The problem: Count every line in the following listing that contains "Spending", then report that count with nothing added.

Start of Data records

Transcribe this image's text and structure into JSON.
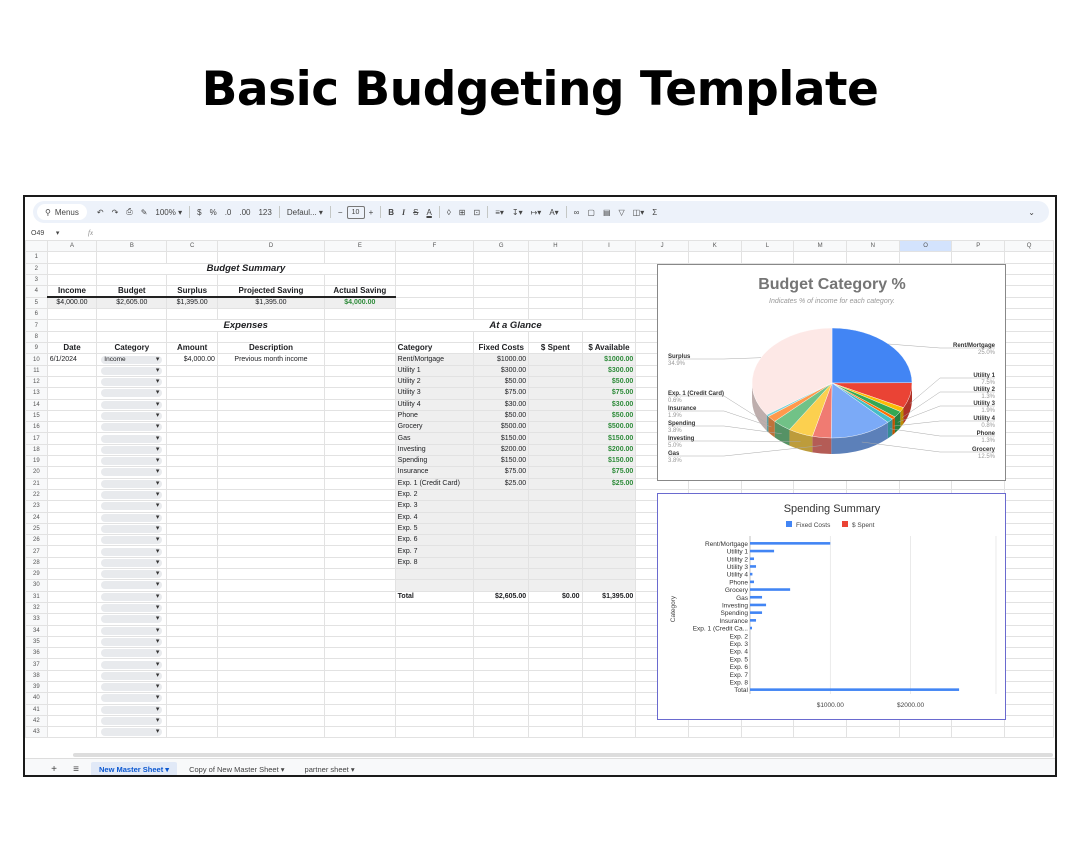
{
  "page_title": "Basic Budgeting Template",
  "toolbar": {
    "menus": "Menus",
    "zoom": "100%",
    "currency": "$",
    "percent": "%",
    "dec_less": ".0",
    "dec_more": ".00",
    "number_fmt": "123",
    "font": "Defaul...",
    "font_size": "10",
    "bold": "B",
    "italic": "I",
    "strike": "S",
    "text_color": "A",
    "sigma": "Σ"
  },
  "namebox": {
    "cell": "O49",
    "fx": "fx"
  },
  "columns": [
    "A",
    "B",
    "C",
    "D",
    "E",
    "F",
    "G",
    "H",
    "I",
    "J",
    "K",
    "L",
    "M",
    "N",
    "O",
    "P",
    "Q"
  ],
  "rows": [
    "1",
    "2",
    "3",
    "4",
    "5",
    "6",
    "7",
    "8",
    "9",
    "10",
    "11",
    "12",
    "13",
    "14",
    "15",
    "16",
    "17",
    "18",
    "19",
    "20",
    "21",
    "22",
    "23",
    "24",
    "25",
    "26",
    "27",
    "28",
    "29",
    "30",
    "31",
    "32",
    "33",
    "34",
    "35",
    "36",
    "37",
    "38",
    "39",
    "40",
    "41",
    "42",
    "43"
  ],
  "budget_summary": {
    "title": "Budget Summary",
    "headers": [
      "Income",
      "Budget",
      "Surplus",
      "Projected Saving",
      "Actual Saving"
    ],
    "values": [
      "$4,000.00",
      "$2,605.00",
      "$1,395.00",
      "$1,395.00",
      "$4,000.00"
    ]
  },
  "expenses": {
    "title": "Expenses",
    "headers": [
      "Date",
      "Category",
      "Amount",
      "Description"
    ],
    "entry": {
      "date": "6/1/2024",
      "category": "Income",
      "amount": "$4,000.00",
      "description": "Previous month income"
    }
  },
  "glance": {
    "title": "At a Glance",
    "headers": [
      "Category",
      "Fixed Costs",
      "$ Spent",
      "$ Available"
    ],
    "rows": [
      [
        "Rent/Mortgage",
        "$1000.00",
        "",
        "$1000.00"
      ],
      [
        "Utility 1",
        "$300.00",
        "",
        "$300.00"
      ],
      [
        "Utility 2",
        "$50.00",
        "",
        "$50.00"
      ],
      [
        "Utility 3",
        "$75.00",
        "",
        "$75.00"
      ],
      [
        "Utility 4",
        "$30.00",
        "",
        "$30.00"
      ],
      [
        "Phone",
        "$50.00",
        "",
        "$50.00"
      ],
      [
        "Grocery",
        "$500.00",
        "",
        "$500.00"
      ],
      [
        "Gas",
        "$150.00",
        "",
        "$150.00"
      ],
      [
        "Investing",
        "$200.00",
        "",
        "$200.00"
      ],
      [
        "Spending",
        "$150.00",
        "",
        "$150.00"
      ],
      [
        "Insurance",
        "$75.00",
        "",
        "$75.00"
      ],
      [
        "Exp. 1 (Credit Card)",
        "$25.00",
        "",
        "$25.00"
      ],
      [
        "Exp. 2",
        "",
        "",
        ""
      ],
      [
        "Exp. 3",
        "",
        "",
        ""
      ],
      [
        "Exp. 4",
        "",
        "",
        ""
      ],
      [
        "Exp. 5",
        "",
        "",
        ""
      ],
      [
        "Exp. 6",
        "",
        "",
        ""
      ],
      [
        "Exp. 7",
        "",
        "",
        ""
      ],
      [
        "Exp. 8",
        "",
        "",
        ""
      ]
    ],
    "total": [
      "Total",
      "$2,605.00",
      "$0.00",
      "$1,395.00"
    ]
  },
  "sheet_tabs": [
    "New Master Sheet",
    "Copy of New Master Sheet",
    "partner sheet"
  ],
  "chart_data": [
    {
      "type": "pie",
      "title": "Budget Category %",
      "subtitle": "Indicates % of income for each category.",
      "slices": [
        {
          "label": "Rent/Mortgage",
          "pct": "25.0%",
          "value": 25.0,
          "color": "#4285f4"
        },
        {
          "label": "Utility 1",
          "pct": "7.5%",
          "value": 7.5,
          "color": "#ea4335"
        },
        {
          "label": "Utility 2",
          "pct": "1.3%",
          "value": 1.3,
          "color": "#fbbc04"
        },
        {
          "label": "Utility 3",
          "pct": "1.9%",
          "value": 1.9,
          "color": "#34a853"
        },
        {
          "label": "Utility 4",
          "pct": "0.8%",
          "value": 0.8,
          "color": "#ff6d01"
        },
        {
          "label": "Phone",
          "pct": "1.3%",
          "value": 1.3,
          "color": "#46bdc6"
        },
        {
          "label": "Grocery",
          "pct": "12.5%",
          "value": 12.5,
          "color": "#7baaf7"
        },
        {
          "label": "Gas",
          "pct": "3.8%",
          "value": 3.8,
          "color": "#f07b72"
        },
        {
          "label": "Investing",
          "pct": "5.0%",
          "value": 5.0,
          "color": "#fcd04f"
        },
        {
          "label": "Spending",
          "pct": "3.8%",
          "value": 3.8,
          "color": "#71c287"
        },
        {
          "label": "Insurance",
          "pct": "1.9%",
          "value": 1.9,
          "color": "#ff994d"
        },
        {
          "label": "Exp. 1 (Credit Card)",
          "pct": "0.6%",
          "value": 0.6,
          "color": "#7ed1d7"
        },
        {
          "label": "Surplus",
          "pct": "34.9%",
          "value": 34.9,
          "color": "#fde8e6"
        }
      ]
    },
    {
      "type": "bar",
      "title": "Spending Summary",
      "ylabel": "Category",
      "xlim": [
        0,
        2605
      ],
      "xticks": [
        "$1000.00",
        "$2000.00"
      ],
      "xtick_values": [
        1000,
        2000
      ],
      "categories": [
        "Rent/Mortgage",
        "Utility 1",
        "Utility 2",
        "Utility 3",
        "Utility 4",
        "Phone",
        "Grocery",
        "Gas",
        "Investing",
        "Spending",
        "Insurance",
        "Exp. 1 (Credit Ca...",
        "Exp. 2",
        "Exp. 3",
        "Exp. 4",
        "Exp. 5",
        "Exp. 6",
        "Exp. 7",
        "Exp. 8",
        "Total"
      ],
      "series": [
        {
          "name": "Fixed Costs",
          "color": "#4285f4",
          "values": [
            1000,
            300,
            50,
            75,
            30,
            50,
            500,
            150,
            200,
            150,
            75,
            25,
            0,
            0,
            0,
            0,
            0,
            0,
            0,
            2605
          ]
        },
        {
          "name": "$ Spent",
          "color": "#ea4335",
          "values": [
            0,
            0,
            0,
            0,
            0,
            0,
            0,
            0,
            0,
            0,
            0,
            0,
            0,
            0,
            0,
            0,
            0,
            0,
            0,
            0
          ]
        }
      ]
    }
  ]
}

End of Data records

Output for this task: 4